All lines holding the word "Power" are to be copied from the records beneath.

[App and web page records]

- Opening Delimiter -

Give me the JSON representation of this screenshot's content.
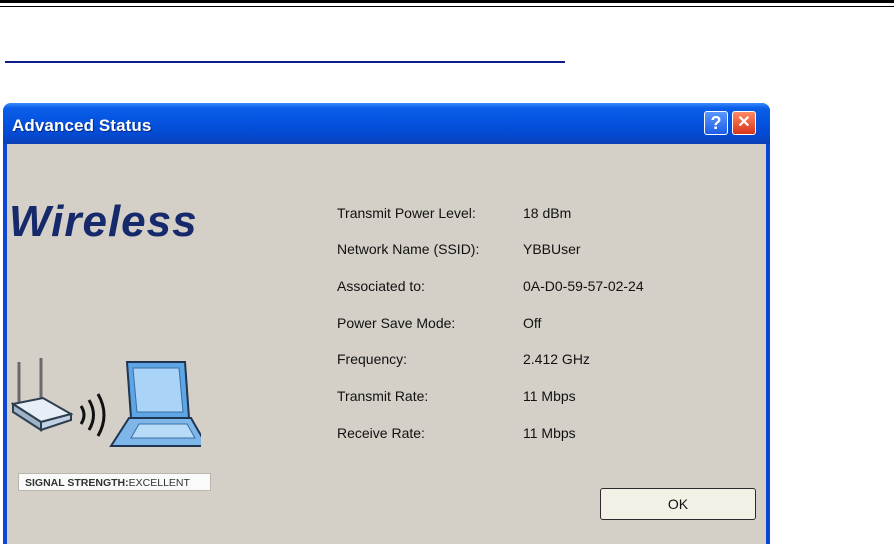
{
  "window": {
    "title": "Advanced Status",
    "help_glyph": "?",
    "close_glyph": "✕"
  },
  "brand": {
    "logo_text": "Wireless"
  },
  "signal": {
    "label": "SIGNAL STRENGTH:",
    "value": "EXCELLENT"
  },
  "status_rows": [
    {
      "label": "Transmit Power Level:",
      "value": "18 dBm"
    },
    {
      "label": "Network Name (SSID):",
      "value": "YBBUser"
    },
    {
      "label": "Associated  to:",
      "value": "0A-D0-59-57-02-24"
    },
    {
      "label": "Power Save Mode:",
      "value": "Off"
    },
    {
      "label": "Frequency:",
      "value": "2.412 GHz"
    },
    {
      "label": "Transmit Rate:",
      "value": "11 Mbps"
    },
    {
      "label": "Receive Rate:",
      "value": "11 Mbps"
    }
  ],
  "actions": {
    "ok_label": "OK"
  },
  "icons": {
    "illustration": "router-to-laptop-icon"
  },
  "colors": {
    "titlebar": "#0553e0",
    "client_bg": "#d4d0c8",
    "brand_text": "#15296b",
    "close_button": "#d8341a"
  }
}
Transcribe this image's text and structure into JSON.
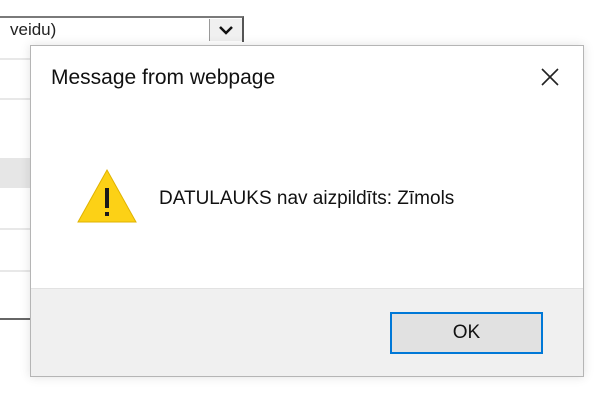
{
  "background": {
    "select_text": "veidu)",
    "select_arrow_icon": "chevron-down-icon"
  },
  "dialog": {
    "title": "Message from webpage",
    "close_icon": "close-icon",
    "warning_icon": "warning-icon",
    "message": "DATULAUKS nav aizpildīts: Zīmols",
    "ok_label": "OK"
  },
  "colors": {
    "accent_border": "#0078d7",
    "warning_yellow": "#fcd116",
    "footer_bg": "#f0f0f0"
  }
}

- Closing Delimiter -

TASK ANSWER:
      "label": "Transmit Power Level:",
      "label": "Power Save Mode:",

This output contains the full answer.